Source material
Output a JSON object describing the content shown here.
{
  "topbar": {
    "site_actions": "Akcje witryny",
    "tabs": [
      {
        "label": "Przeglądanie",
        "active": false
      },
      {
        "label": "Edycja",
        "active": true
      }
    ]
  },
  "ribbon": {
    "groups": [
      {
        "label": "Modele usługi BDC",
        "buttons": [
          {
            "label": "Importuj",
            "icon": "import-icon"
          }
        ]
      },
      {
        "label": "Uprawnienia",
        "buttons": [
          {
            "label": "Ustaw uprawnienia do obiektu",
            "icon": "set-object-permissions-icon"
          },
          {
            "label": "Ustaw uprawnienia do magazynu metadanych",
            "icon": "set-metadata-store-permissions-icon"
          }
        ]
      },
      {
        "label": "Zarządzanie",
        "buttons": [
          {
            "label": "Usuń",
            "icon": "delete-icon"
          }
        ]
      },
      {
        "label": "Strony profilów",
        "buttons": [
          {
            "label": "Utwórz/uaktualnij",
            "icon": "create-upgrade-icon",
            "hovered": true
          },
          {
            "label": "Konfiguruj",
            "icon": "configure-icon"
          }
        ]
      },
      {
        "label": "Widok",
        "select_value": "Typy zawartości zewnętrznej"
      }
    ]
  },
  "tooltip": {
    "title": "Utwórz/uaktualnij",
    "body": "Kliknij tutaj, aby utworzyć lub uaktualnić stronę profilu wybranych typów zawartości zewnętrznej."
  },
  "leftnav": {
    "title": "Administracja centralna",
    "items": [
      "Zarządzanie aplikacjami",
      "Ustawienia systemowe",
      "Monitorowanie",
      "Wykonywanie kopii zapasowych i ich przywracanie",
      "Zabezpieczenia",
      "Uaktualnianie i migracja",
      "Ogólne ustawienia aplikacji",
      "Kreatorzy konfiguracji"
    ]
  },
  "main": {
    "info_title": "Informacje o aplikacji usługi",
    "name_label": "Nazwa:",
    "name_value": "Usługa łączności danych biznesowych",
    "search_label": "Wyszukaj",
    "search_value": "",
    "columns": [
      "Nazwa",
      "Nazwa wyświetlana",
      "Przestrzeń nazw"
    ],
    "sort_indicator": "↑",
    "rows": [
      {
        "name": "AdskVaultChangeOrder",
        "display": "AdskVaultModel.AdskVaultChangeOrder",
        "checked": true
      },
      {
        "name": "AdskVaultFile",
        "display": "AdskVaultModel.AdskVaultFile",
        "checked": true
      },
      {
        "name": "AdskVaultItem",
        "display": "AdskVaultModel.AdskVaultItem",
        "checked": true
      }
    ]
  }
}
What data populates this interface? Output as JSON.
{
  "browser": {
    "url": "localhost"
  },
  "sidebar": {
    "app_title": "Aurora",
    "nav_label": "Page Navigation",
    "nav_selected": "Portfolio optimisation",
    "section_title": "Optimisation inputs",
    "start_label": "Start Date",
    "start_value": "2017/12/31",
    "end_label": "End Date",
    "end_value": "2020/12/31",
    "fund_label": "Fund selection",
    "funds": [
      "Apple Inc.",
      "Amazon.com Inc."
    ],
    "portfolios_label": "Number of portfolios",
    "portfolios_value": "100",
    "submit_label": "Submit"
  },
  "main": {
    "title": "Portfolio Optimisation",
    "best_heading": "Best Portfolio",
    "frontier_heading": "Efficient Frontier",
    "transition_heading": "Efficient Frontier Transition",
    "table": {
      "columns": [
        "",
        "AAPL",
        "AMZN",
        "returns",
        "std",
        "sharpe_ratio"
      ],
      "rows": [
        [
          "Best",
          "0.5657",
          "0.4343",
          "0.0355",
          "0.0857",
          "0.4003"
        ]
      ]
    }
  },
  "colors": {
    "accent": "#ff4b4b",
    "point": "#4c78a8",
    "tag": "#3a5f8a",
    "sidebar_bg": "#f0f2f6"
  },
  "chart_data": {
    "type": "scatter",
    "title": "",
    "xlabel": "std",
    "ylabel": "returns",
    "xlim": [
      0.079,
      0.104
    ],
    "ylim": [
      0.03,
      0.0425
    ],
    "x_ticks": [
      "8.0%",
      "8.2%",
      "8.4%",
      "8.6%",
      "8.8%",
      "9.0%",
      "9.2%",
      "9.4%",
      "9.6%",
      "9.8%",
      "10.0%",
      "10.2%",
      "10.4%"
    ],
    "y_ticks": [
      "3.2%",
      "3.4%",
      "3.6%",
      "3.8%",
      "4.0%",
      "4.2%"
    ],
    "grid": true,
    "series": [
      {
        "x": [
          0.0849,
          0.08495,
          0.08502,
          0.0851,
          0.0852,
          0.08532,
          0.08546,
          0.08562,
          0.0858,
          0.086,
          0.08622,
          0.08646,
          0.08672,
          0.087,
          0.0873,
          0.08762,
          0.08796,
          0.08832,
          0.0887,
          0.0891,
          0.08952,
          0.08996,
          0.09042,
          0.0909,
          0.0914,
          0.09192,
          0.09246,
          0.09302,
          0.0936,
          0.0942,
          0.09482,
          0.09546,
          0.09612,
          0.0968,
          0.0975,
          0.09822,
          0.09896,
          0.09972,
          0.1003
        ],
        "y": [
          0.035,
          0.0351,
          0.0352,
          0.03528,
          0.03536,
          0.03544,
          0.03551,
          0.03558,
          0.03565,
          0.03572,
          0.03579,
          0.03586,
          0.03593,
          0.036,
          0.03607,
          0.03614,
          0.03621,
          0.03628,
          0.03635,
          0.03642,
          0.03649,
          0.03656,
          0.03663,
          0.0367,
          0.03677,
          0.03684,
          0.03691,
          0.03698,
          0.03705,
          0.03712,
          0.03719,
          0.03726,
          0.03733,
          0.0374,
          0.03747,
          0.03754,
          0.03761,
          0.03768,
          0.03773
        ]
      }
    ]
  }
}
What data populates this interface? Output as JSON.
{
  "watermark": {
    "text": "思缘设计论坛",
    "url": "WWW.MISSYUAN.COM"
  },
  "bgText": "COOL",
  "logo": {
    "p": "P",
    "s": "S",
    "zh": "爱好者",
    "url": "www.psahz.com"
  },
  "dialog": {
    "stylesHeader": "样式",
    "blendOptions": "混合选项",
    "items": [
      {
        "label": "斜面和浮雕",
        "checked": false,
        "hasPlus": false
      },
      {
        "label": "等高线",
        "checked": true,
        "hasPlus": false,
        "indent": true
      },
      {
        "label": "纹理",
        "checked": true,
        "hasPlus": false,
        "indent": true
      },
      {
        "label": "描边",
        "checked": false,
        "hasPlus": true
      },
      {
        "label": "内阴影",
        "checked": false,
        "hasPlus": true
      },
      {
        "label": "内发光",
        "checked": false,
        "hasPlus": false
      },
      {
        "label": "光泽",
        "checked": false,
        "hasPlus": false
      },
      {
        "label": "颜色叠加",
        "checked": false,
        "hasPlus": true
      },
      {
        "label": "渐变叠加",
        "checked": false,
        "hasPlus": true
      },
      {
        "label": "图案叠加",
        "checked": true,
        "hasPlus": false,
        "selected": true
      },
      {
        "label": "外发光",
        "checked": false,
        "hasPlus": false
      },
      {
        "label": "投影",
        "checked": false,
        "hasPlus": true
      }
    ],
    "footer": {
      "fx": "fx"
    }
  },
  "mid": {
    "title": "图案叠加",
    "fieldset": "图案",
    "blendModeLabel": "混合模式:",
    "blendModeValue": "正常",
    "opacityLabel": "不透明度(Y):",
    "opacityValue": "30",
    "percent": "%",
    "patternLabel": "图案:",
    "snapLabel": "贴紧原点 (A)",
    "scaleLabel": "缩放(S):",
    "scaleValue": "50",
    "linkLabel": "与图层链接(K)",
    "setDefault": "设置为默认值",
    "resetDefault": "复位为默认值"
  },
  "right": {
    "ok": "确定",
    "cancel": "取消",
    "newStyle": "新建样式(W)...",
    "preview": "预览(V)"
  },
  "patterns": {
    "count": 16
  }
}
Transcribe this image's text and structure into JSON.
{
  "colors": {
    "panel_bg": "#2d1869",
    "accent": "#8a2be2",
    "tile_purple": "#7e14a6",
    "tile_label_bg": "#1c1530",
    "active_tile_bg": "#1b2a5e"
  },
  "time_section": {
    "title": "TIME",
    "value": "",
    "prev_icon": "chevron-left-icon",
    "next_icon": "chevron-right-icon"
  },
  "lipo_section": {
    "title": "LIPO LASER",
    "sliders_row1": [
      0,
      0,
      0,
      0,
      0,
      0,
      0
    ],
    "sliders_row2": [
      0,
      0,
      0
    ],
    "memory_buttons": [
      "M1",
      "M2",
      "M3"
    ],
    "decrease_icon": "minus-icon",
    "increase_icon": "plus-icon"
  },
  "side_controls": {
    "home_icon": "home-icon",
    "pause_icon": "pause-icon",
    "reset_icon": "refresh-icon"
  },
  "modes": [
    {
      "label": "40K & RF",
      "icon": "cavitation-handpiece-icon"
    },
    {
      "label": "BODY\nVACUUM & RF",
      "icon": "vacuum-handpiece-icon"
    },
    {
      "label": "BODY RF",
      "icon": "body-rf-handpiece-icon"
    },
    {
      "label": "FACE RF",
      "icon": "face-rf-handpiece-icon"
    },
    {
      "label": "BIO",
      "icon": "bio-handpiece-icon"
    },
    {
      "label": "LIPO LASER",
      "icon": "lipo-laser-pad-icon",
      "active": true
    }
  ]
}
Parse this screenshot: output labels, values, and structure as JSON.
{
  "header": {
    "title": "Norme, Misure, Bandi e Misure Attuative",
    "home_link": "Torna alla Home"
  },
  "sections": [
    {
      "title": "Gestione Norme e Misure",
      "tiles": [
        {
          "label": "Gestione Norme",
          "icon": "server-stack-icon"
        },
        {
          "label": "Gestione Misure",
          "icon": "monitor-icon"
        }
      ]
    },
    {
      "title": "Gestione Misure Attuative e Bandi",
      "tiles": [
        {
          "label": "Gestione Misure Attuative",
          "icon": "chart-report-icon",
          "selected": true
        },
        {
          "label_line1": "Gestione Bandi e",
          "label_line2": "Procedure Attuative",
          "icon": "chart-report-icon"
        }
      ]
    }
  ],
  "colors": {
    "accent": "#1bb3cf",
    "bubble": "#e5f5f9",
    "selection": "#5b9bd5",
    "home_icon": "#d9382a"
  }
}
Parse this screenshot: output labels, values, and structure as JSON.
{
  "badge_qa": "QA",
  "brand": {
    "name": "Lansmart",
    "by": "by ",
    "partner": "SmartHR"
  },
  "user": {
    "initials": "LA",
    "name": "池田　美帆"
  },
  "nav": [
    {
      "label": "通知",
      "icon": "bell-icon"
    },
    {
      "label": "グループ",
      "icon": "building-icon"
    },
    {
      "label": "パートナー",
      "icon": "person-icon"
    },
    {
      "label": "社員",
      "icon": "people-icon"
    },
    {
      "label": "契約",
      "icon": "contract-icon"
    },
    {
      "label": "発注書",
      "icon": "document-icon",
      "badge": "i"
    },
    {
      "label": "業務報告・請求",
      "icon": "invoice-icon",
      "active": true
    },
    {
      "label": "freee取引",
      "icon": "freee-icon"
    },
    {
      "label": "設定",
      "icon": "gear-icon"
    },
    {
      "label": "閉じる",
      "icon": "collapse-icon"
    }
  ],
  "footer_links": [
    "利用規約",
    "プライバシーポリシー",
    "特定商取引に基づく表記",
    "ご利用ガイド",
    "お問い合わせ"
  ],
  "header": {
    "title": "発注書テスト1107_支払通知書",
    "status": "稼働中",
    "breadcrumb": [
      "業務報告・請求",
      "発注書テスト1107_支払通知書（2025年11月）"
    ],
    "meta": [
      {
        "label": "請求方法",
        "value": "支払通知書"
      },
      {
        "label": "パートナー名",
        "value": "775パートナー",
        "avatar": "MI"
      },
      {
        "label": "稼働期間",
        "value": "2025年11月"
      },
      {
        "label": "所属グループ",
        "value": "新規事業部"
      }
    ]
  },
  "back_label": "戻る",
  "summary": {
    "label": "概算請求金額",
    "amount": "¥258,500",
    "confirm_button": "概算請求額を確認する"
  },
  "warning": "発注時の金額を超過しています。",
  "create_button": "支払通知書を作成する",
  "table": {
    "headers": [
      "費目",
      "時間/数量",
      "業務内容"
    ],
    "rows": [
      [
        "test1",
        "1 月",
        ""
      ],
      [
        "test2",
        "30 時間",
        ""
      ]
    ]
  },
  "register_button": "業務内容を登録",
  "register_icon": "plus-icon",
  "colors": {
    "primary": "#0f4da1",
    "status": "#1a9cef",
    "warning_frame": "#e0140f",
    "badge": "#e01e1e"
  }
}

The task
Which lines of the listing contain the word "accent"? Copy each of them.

Completed exercise
    "accent": "#ff4b4b",
    "accent": "#8a2be2",
    "accent": "#1bb3cf",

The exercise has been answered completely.